:: Records provided

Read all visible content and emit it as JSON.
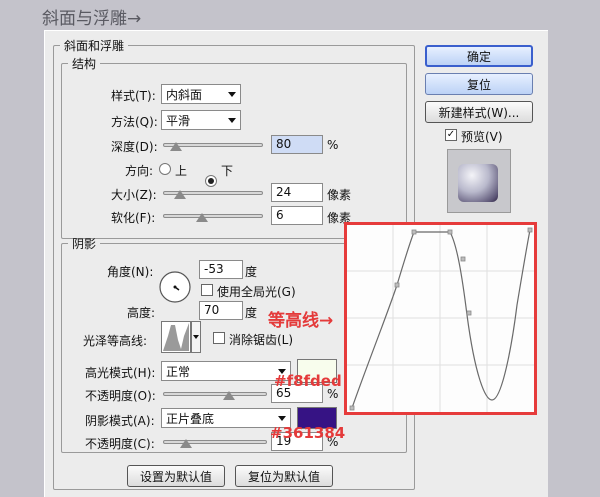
{
  "page_title": "斜面与浮雕→",
  "dialog": {
    "group_title": "斜面和浮雕",
    "structure": {
      "title": "结构",
      "style_label": "样式(T):",
      "style_value": "内斜面",
      "method_label": "方法(Q):",
      "method_value": "平滑",
      "depth_label": "深度(D):",
      "depth_value": "80",
      "depth_unit": "%",
      "depth_level": 0.08,
      "direction_label": "方向:",
      "dir_up": "上",
      "dir_down": "下",
      "direction_selected": "下",
      "size_label": "大小(Z):",
      "size_value": "24",
      "size_level": 0.12,
      "size_unit": "像素",
      "soften_label": "软化(F):",
      "soften_value": "6",
      "soften_level": 0.37,
      "soften_unit": "像素"
    },
    "shading": {
      "title": "阴影",
      "angle_label": "角度(N):",
      "angle_value": "-53",
      "angle_unit": "度",
      "global_light_label": "使用全局光(G)",
      "altitude_label": "高度:",
      "altitude_value": "70",
      "altitude_unit": "度",
      "gloss_contour_label": "光泽等高线:",
      "anti_alias_label": "消除锯齿(L)",
      "highlight_mode_label": "高光模式(H):",
      "highlight_mode_value": "正常",
      "highlight_color": "#f8fded",
      "highlight_opacity_label": "不透明度(O):",
      "highlight_opacity_value": "65",
      "highlight_opacity_level": 0.65,
      "shadow_mode_label": "阴影模式(A):",
      "shadow_mode_value": "正片叠底",
      "shadow_color": "#361384",
      "shadow_opacity_label": "不透明度(C):",
      "shadow_opacity_value": "19",
      "shadow_opacity_level": 0.19,
      "opacity_unit": "%"
    },
    "buttons": {
      "set_default": "设置为默认值",
      "reset_default": "复位为默认值",
      "ok": "确定",
      "reset": "复位",
      "new_style": "新建样式(W)...",
      "preview": "预览(V)"
    }
  },
  "annotations": {
    "contour_label": "等高线→",
    "highlight_hex": "#f8fded",
    "shadow_hex": "#361384"
  }
}
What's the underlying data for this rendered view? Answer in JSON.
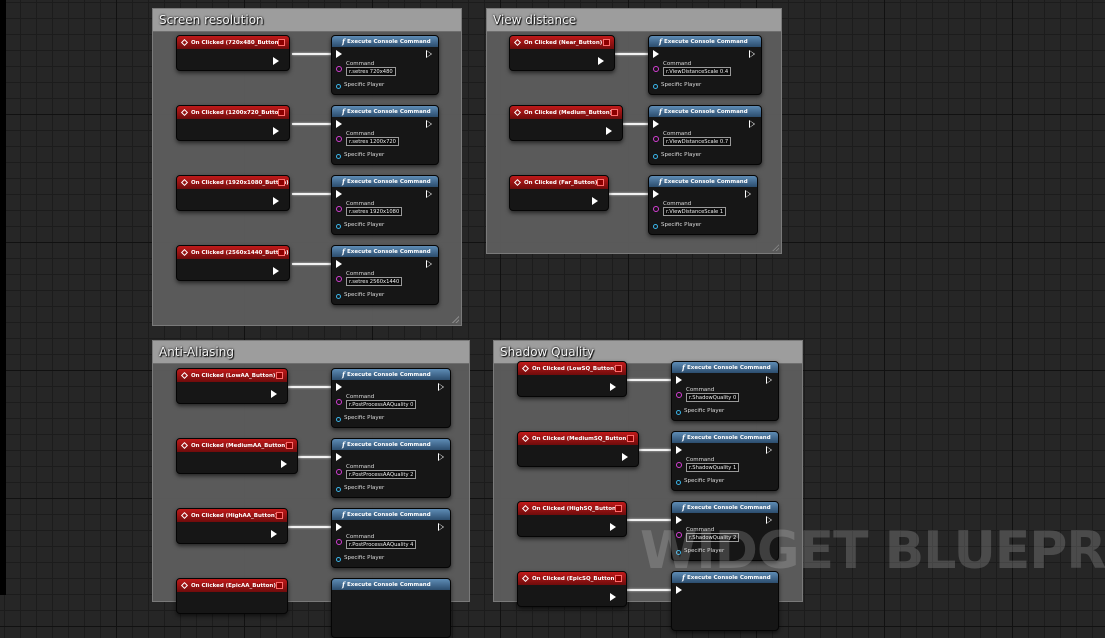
{
  "editor": {
    "watermark": "WIDGET BLUEPRINT",
    "node_title": "Execute Console Command",
    "command_label": "Command",
    "specific_player_label": "Specific Player"
  },
  "colors": {
    "event_node": "#b01616",
    "function_node": "#4a7aa6",
    "command_pin": "#d43ed4",
    "player_pin": "#3ab4e8",
    "comment_box": "#5f5f5f"
  },
  "icons": {
    "event": "event-diamond-icon",
    "function": "function-f-icon",
    "exec": "exec-arrow-icon"
  },
  "groups": [
    {
      "title": "Screen resolution",
      "rows": [
        {
          "event": "On Clicked (720x480_Button)",
          "command": "r.setres 720x480"
        },
        {
          "event": "On Clicked (1200x720_Button)",
          "command": "r.setres 1200x720"
        },
        {
          "event": "On Clicked (1920x1080_Button)",
          "command": "r.setres 1920x1080"
        },
        {
          "event": "On Clicked (2560x1440_Button)",
          "command": "r.setres 2560x1440"
        }
      ]
    },
    {
      "title": "View distance",
      "rows": [
        {
          "event": "On Clicked (Near_Button)",
          "command": "r.ViewDistanceScale 0.4"
        },
        {
          "event": "On Clicked (Medium_Button)",
          "command": "r.ViewDistanceScale 0.7"
        },
        {
          "event": "On Clicked (Far_Button)",
          "command": "r.ViewDistanceScale 1"
        }
      ]
    },
    {
      "title": "Anti-Aliasing",
      "rows": [
        {
          "event": "On Clicked (LowAA_Button)",
          "command": "r.PostProcessAAQuality 0"
        },
        {
          "event": "On Clicked (MediumAA_Button)",
          "command": "r.PostProcessAAQuality 2"
        },
        {
          "event": "On Clicked (HighAA_Button)",
          "command": "r.PostProcessAAQuality 4"
        },
        {
          "event": "On Clicked (EpicAA_Button)",
          "command": ""
        }
      ]
    },
    {
      "title": "Shadow Quality",
      "rows": [
        {
          "event": "On Clicked (LowSQ_Button)",
          "command": "r.ShadowQuality 0"
        },
        {
          "event": "On Clicked (MediumSQ_Button)",
          "command": "r.ShadowQuality 1"
        },
        {
          "event": "On Clicked (HighSQ_Button)",
          "command": "r.ShadowQuality 2"
        },
        {
          "event": "On Clicked (EpicSQ_Button)",
          "command": ""
        }
      ]
    }
  ]
}
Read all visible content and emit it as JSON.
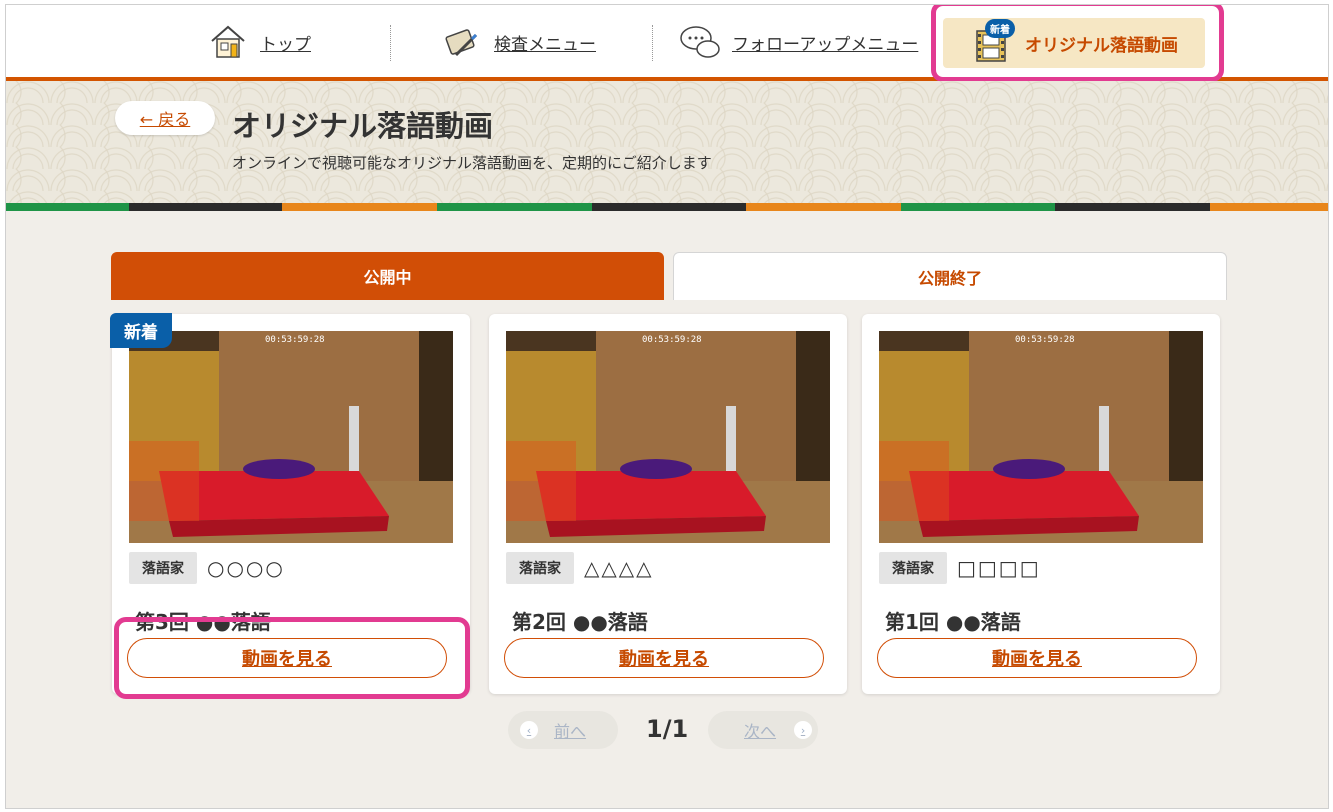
{
  "nav": {
    "items": [
      {
        "label": "トップ",
        "icon": "house-icon"
      },
      {
        "label": "検査メニュー",
        "icon": "notebook-pen-icon"
      },
      {
        "label": "フォローアップメニュー",
        "icon": "speech-bubbles-icon"
      }
    ],
    "active": {
      "label": "オリジナル落語動画",
      "badge": "新着",
      "icon": "film-icon"
    }
  },
  "hero": {
    "back_label": "← 戻る",
    "title": "オリジナル落語動画",
    "subtitle": "オンラインで視聴可能なオリジナル落語動画を、定期的にご紹介します"
  },
  "tabs": [
    {
      "label": "公開中",
      "active": true
    },
    {
      "label": "公開終了",
      "active": false
    }
  ],
  "cards": [
    {
      "badge": "新着",
      "timestamp": "00:53:59:28",
      "tag": "落語家",
      "performer": "○○○○",
      "title": "第3回 ●●落語",
      "button": "動画を見る"
    },
    {
      "badge": "",
      "timestamp": "00:53:59:28",
      "tag": "落語家",
      "performer": "△△△△",
      "title": "第2回 ●●落語",
      "button": "動画を見る"
    },
    {
      "badge": "",
      "timestamp": "00:53:59:28",
      "tag": "落語家",
      "performer": "□□□□",
      "title": "第1回 ●●落語",
      "button": "動画を見る"
    }
  ],
  "pager": {
    "prev": "前へ",
    "next": "次へ",
    "count": "1/1"
  },
  "colors": {
    "accent": "#d14e06",
    "badge_blue": "#0a5fa8",
    "highlight": "#e23b91",
    "active_nav_bg": "#f6e7c4"
  }
}
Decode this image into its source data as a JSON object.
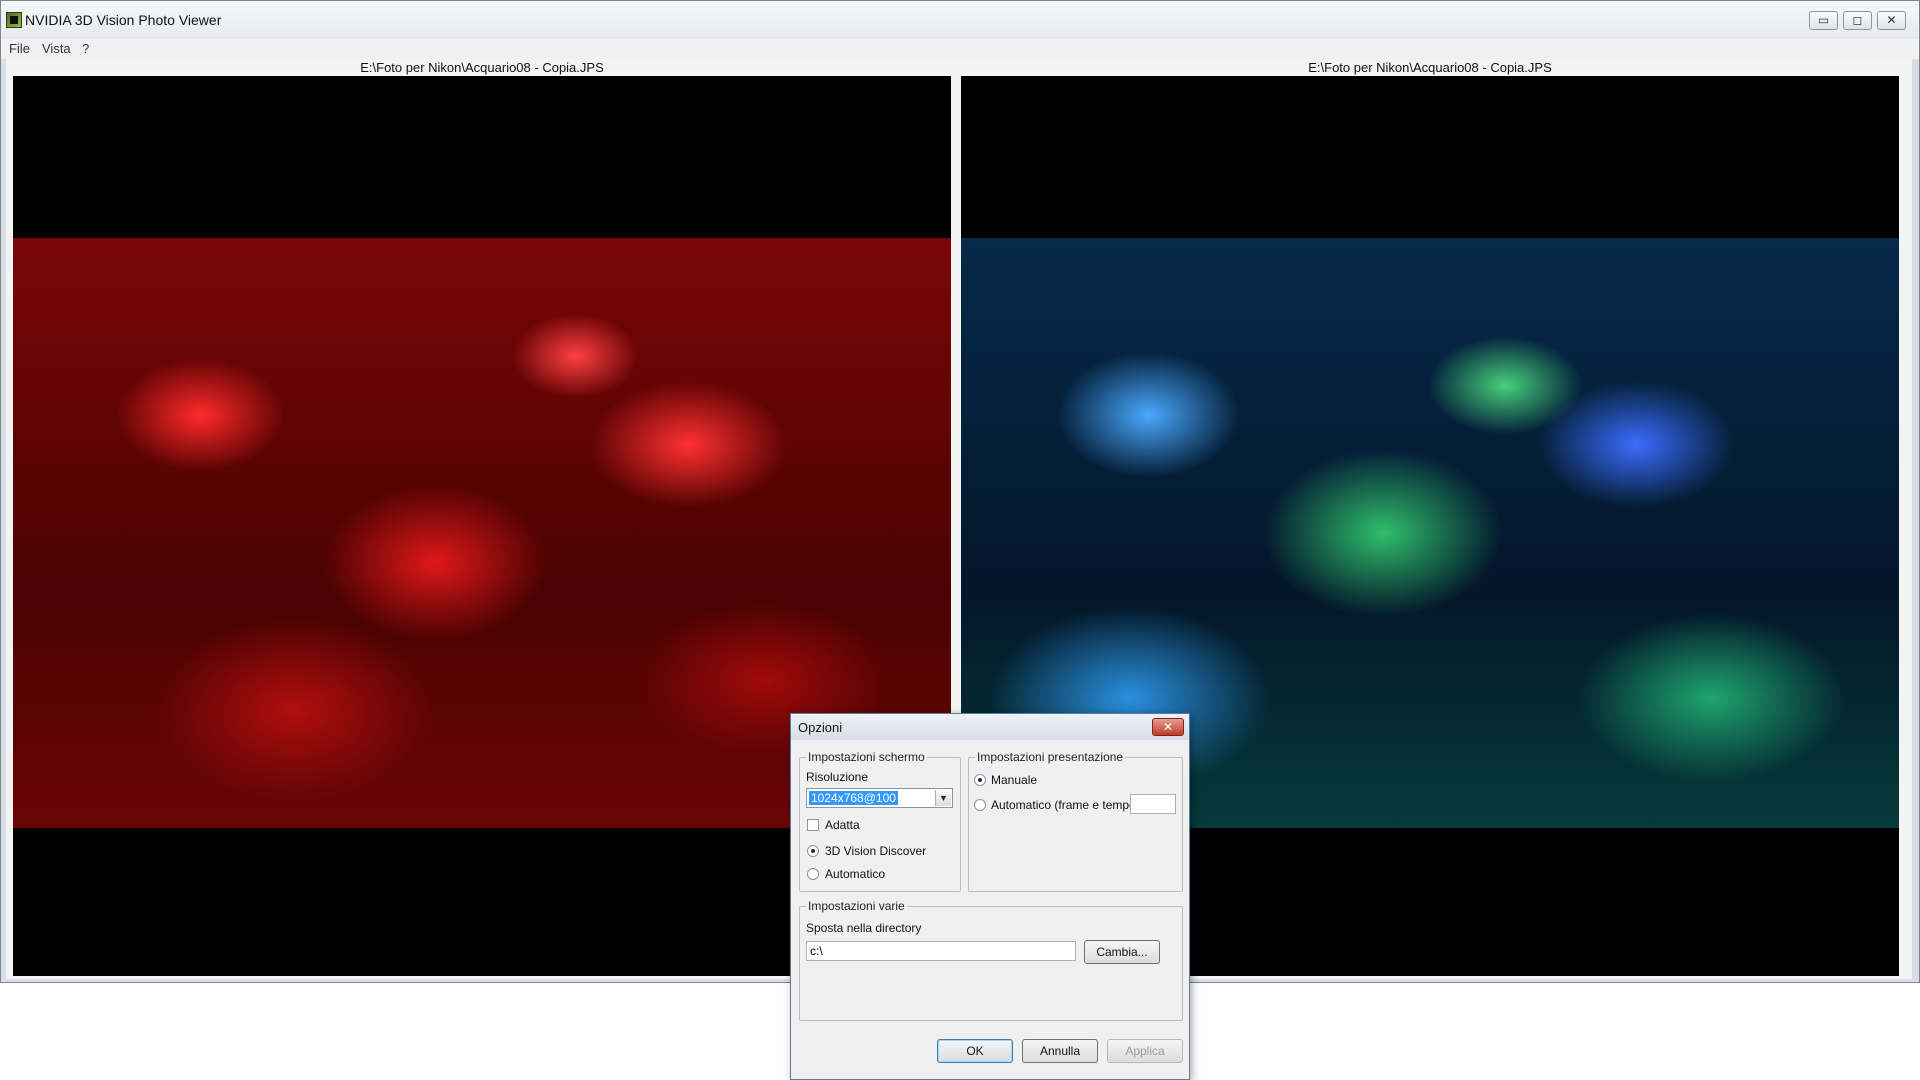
{
  "window": {
    "title": "NVIDIA 3D Vision Photo Viewer",
    "controls": {
      "minimize": "▭",
      "maximize": "◻",
      "close": "✕"
    }
  },
  "menu": [
    "File",
    "Vista",
    "?"
  ],
  "panes": {
    "left_path": "E:\\Foto per Nikon\\Acquario08 - Copia.JPS",
    "right_path": "E:\\Foto per Nikon\\Acquario08 - Copia.JPS"
  },
  "dialog": {
    "title": "Opzioni",
    "close_glyph": "✕",
    "screen_group": {
      "label": "Impostazioni schermo",
      "resolution_label": "Risoluzione",
      "resolution_value": "1024x768@100",
      "fit_label": "Adatta",
      "fit_checked": false,
      "options": [
        {
          "label": "3D Vision Discover",
          "selected": true
        },
        {
          "label": "Automatico",
          "selected": false
        }
      ]
    },
    "presentation_group": {
      "label": "Impostazioni presentazione",
      "options": [
        {
          "label": "Manuale",
          "selected": true
        },
        {
          "label": "Automatico (frame e tempo)",
          "selected": false
        }
      ],
      "time_value": ""
    },
    "misc_group": {
      "label": "Impostazioni varie",
      "move_dir_label": "Sposta nella directory",
      "dir_value": "c:\\",
      "change_button": "Cambia..."
    },
    "buttons": {
      "ok": "OK",
      "cancel": "Annulla",
      "apply": "Applica"
    }
  }
}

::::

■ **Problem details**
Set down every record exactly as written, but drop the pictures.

■ **Answer to this task**
Read all visible content and emit it as JSON.
{
  "page_title": "斜面与浮雕→",
  "dialog": {
    "group_title": "斜面和浮雕",
    "structure": {
      "title": "结构",
      "style_label": "样式(T):",
      "style_value": "内斜面",
      "method_label": "方法(Q):",
      "method_value": "平滑",
      "depth_label": "深度(D):",
      "depth_value": "80",
      "depth_unit": "%",
      "depth_level": 0.08,
      "direction_label": "方向:",
      "dir_up": "上",
      "dir_down": "下",
      "direction_selected": "下",
      "size_label": "大小(Z):",
      "size_value": "24",
      "size_level": 0.12,
      "size_unit": "像素",
      "soften_label": "软化(F):",
      "soften_value": "6",
      "soften_level": 0.37,
      "soften_unit": "像素"
    },
    "shading": {
      "title": "阴影",
      "angle_label": "角度(N):",
      "angle_value": "-53",
      "angle_unit": "度",
      "global_light_label": "使用全局光(G)",
      "altitude_label": "高度:",
      "altitude_value": "70",
      "altitude_unit": "度",
      "gloss_contour_label": "光泽等高线:",
      "anti_alias_label": "消除锯齿(L)",
      "highlight_mode_label": "高光模式(H):",
      "highlight_mode_value": "正常",
      "highlight_color": "#f8fded",
      "highlight_opacity_label": "不透明度(O):",
      "highlight_opacity_value": "65",
      "highlight_opacity_level": 0.65,
      "shadow_mode_label": "阴影模式(A):",
      "shadow_mode_value": "正片叠底",
      "shadow_color": "#361384",
      "shadow_opacity_label": "不透明度(C):",
      "shadow_opacity_value": "19",
      "shadow_opacity_level": 0.19,
      "opacity_unit": "%"
    },
    "buttons": {
      "set_default": "设置为默认值",
      "reset_default": "复位为默认值",
      "ok": "确定",
      "reset": "复位",
      "new_style": "新建样式(W)...",
      "preview": "预览(V)"
    }
  },
  "annotations": {
    "contour_label": "等高线→",
    "highlight_hex": "#f8fded",
    "shadow_hex": "#361384"
  }
}
What's the underlying data for this rendered view? Answer in JSON.
{
  "editor": {
    "watermark": "WIDGET BLUEPRINT",
    "node_title": "Execute Console Command",
    "command_label": "Command",
    "specific_player_label": "Specific Player"
  },
  "colors": {
    "event_node": "#b01616",
    "function_node": "#4a7aa6",
    "command_pin": "#d43ed4",
    "player_pin": "#3ab4e8",
    "comment_box": "#5f5f5f"
  },
  "icons": {
    "event": "event-diamond-icon",
    "function": "function-f-icon",
    "exec": "exec-arrow-icon"
  },
  "groups": [
    {
      "title": "Screen resolution",
      "rows": [
        {
          "event": "On Clicked (720x480_Button)",
          "command": "r.setres 720x480"
        },
        {
          "event": "On Clicked (1200x720_Button)",
          "command": "r.setres 1200x720"
        },
        {
          "event": "On Clicked (1920x1080_Button)",
          "command": "r.setres 1920x1080"
        },
        {
          "event": "On Clicked (2560x1440_Button)",
          "command": "r.setres 2560x1440"
        }
      ]
    },
    {
      "title": "View distance",
      "rows": [
        {
          "event": "On Clicked (Near_Button)",
          "command": "r.ViewDistanceScale 0.4"
        },
        {
          "event": "On Clicked (Medium_Button)",
          "command": "r.ViewDistanceScale 0.7"
        },
        {
          "event": "On Clicked (Far_Button)",
          "command": "r.ViewDistanceScale 1"
        }
      ]
    },
    {
      "title": "Anti-Aliasing",
      "rows": [
        {
          "event": "On Clicked (LowAA_Button)",
          "command": "r.PostProcessAAQuality 0"
        },
        {
          "event": "On Clicked (MediumAA_Button)",
          "command": "r.PostProcessAAQuality 2"
        },
        {
          "event": "On Clicked (HighAA_Button)",
          "command": "r.PostProcessAAQuality 4"
        },
        {
          "event": "On Clicked (EpicAA_Button)",
          "command": ""
        }
      ]
    },
    {
      "title": "Shadow Quality",
      "rows": [
        {
          "event": "On Clicked (LowSQ_Button)",
          "command": "r.ShadowQuality 0"
        },
        {
          "event": "On Clicked (MediumSQ_Button)",
          "command": "r.ShadowQuality 1"
        },
        {
          "event": "On Clicked (HighSQ_Button)",
          "command": "r.ShadowQuality 2"
        },
        {
          "event": "On Clicked (EpicSQ_Button)",
          "command": ""
        }
      ]
    }
  ]
}
Read all visible content and emit it as JSON.
{
  "nav": {
    "items": [
      {
        "label": "トップ",
        "icon": "house-icon"
      },
      {
        "label": "検査メニュー",
        "icon": "notebook-pen-icon"
      },
      {
        "label": "フォローアップメニュー",
        "icon": "speech-bubbles-icon"
      }
    ],
    "active": {
      "label": "オリジナル落語動画",
      "badge": "新着",
      "icon": "film-icon"
    }
  },
  "hero": {
    "back_label": "← 戻る",
    "title": "オリジナル落語動画",
    "subtitle": "オンラインで視聴可能なオリジナル落語動画を、定期的にご紹介します"
  },
  "tabs": [
    {
      "label": "公開中",
      "active": true
    },
    {
      "label": "公開終了",
      "active": false
    }
  ],
  "cards": [
    {
      "badge": "新着",
      "timestamp": "00:53:59:28",
      "tag": "落語家",
      "performer": "○○○○",
      "title": "第3回 ●●落語",
      "button": "動画を見る"
    },
    {
      "badge": "",
      "timestamp": "00:53:59:28",
      "tag": "落語家",
      "performer": "△△△△",
      "title": "第2回 ●●落語",
      "button": "動画を見る"
    },
    {
      "badge": "",
      "timestamp": "00:53:59:28",
      "tag": "落語家",
      "performer": "□□□□",
      "title": "第1回 ●●落語",
      "button": "動画を見る"
    }
  ],
  "pager": {
    "prev": "前へ",
    "next": "次へ",
    "count": "1/1"
  },
  "colors": {
    "accent": "#d14e06",
    "badge_blue": "#0a5fa8",
    "highlight": "#e23b91",
    "active_nav_bg": "#f6e7c4"
  }
}
Decode this image into its source data as a JSON object.
{
  "window": {
    "title": "NVIDIA 3D Vision Photo Viewer",
    "controls": {
      "minimize": "▭",
      "maximize": "◻",
      "close": "✕"
    }
  },
  "menu": [
    "File",
    "Vista",
    "?"
  ],
  "panes": {
    "left_path": "E:\\Foto per Nikon\\Acquario08 - Copia.JPS",
    "right_path": "E:\\Foto per Nikon\\Acquario08 - Copia.JPS"
  },
  "dialog": {
    "title": "Opzioni",
    "close_glyph": "✕",
    "screen_group": {
      "label": "Impostazioni schermo",
      "resolution_label": "Risoluzione",
      "resolution_value": "1024x768@100",
      "fit_label": "Adatta",
      "fit_checked": false,
      "options": [
        {
          "label": "3D Vision Discover",
          "selected": true
        },
        {
          "label": "Automatico",
          "selected": false
        }
      ]
    },
    "presentation_group": {
      "label": "Impostazioni presentazione",
      "options": [
        {
          "label": "Manuale",
          "selected": true
        },
        {
          "label": "Automatico (frame e tempo)",
          "selected": false
        }
      ],
      "time_value": ""
    },
    "misc_group": {
      "label": "Impostazioni varie",
      "move_dir_label": "Sposta nella directory",
      "dir_value": "c:\\",
      "change_button": "Cambia..."
    },
    "buttons": {
      "ok": "OK",
      "cancel": "Annulla",
      "apply": "Applica"
    }
  }
}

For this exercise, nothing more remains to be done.